The light is golden on cottonwood leaves as sandhill cranes circle over my studio this late morning. Their calls evoke an ancient memory filled with decades and millennia of winter migrations. They also remind me of my mother, who loved the Bosque del Apache Wildlife Refuge, where thousands of sandhill cranes, snow geese, and Canadian geese migrate each year. The last seven years of her life, around this time, we celebrated our birthdays here.
Here is where my mother's heart always lifted as she witnessed the masses of wings whistling above her as thousands of birds flew in each evening. The rhythm of their calls provided a cacophony of sounds as they settled overnight in the marshes. Their long necks curved downwards as they dug for delectable things to eat at the roots of rushes and grasses. The surface of the water reflected the streaks of colors of the ever-changing sunset light in the sky above.
A few days ago, on my 60th birthday, the morning air was warming from the crisp autumn night and brilliant blue sky provided a backdrop to the golden leaves. The solo show is now back in my studio, and I finished hanging it among the other work. The walls are no longer sparse and empty. The visual conversation between pieces filled the studio, as I quietly sat and listened for what needs to come next. What is the next tapestry that needs to be woven? The next drawing that needs to emerge out of my pencils?
I reflected on the students, the learning, the laughter, and the light bulb moments of recent studio workshops. Each fall sandhill cranes often provide a moment to pause all work at the loom, to go outside and look up. First alert of their arrival are their croaking calls as they circle the air currents to a higher level, before swiftly setting off in V patterns to fly further south. Sunlight often casts a glow on their underbellies. Sometimes they are so high, they look like glitter in the sky, when the light glints off of their wings angling as they circle.
My studio as classroom has become a refuge of learning, a place of connections among students, from all over the country, who gather here to share four days together in their tapestry journey. The tapestry community grows and strengthens through these workshops where connections are made and reinforced through shared experience. All of us come together to deepen our engagement with this woven form that is both archetypal and global, with expansive room for regional and individual expressions. This is how tapestry as an art form not only survives, but thrives.
Nancy Nordquist, who has come to several of my studio workshops, wrote this in an email to me:

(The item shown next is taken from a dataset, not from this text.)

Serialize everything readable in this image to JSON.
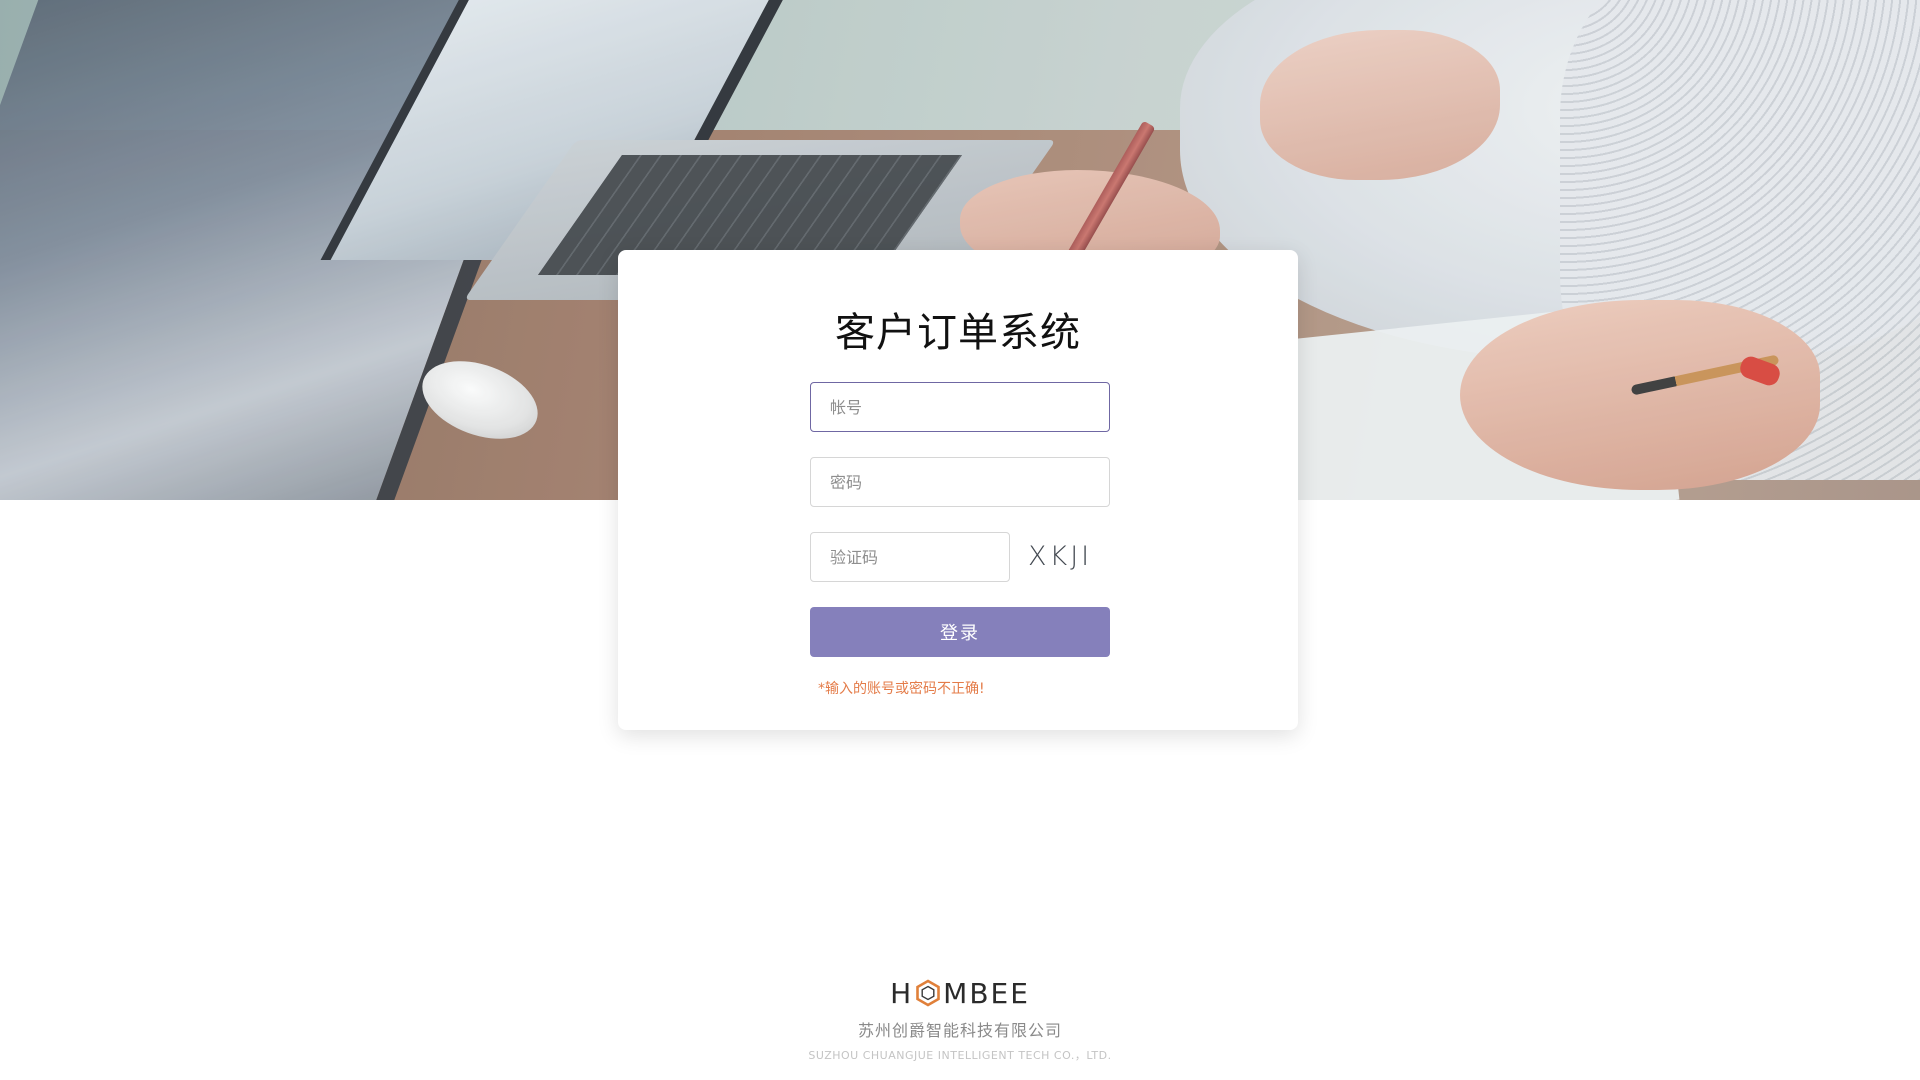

I feel fortunate that so many tapestry weavers are willing to teach and to share their knowledge of the craft. This past year was extraordinarily full of workshops for me, and I learned a lot from all of them, but there was something special about yours. Your four-day class was well-planned to take us through the steps that will lead to a tapestry, but there was even more to it than that. I think it was actually being in your studio that makes it different from all the rest. We (I and most students, I think) are trying to learn technique, but we are also trying to learn process--how you actually create a tapestry, how you get from idea to design to finished piece. So to be in your studio, to look at your loom, your finished pieces hanging on the walls, your books, your art supplies, your closet full of yarn, etc., is to be surrounded by all of the clues we need. For instance, I was only half paying attention while you were explaining the steps that led to your “Petroglyph and Prairie,” but later when I was free, I was able to look at the pieces--drawings, cartoon, yarn sample card--and rethink the process at my own pace. Whenever someone had a question about how to do something, from tapestry techniques to finishing, you could pick up a book or one of your own tapestries that would be a perfect example. It would be impossible for a traveling teacher to have all that handy. How can you anticipate all the questions students might have? Or the tools or yarn they might need? And simply being in your creative space taught us things that we would not have thought to ask. For example, seeing your drawings on the walls and coming to realize that one of them was not going to be a tapestry but understanding that it had its own purpose was instructive and interesting. I even wonder if there might not be some magic just in spending time where so much creativity takes place.
So, thank you for sharing your knowledge and your space with us. It was wonderful.
Thank you, Nancy Nordquist, for your permission to quote from your email to me. Thank you to all of my students who share so much with me, and continue wanting to learn, explore, and push the edges of their comfort zones.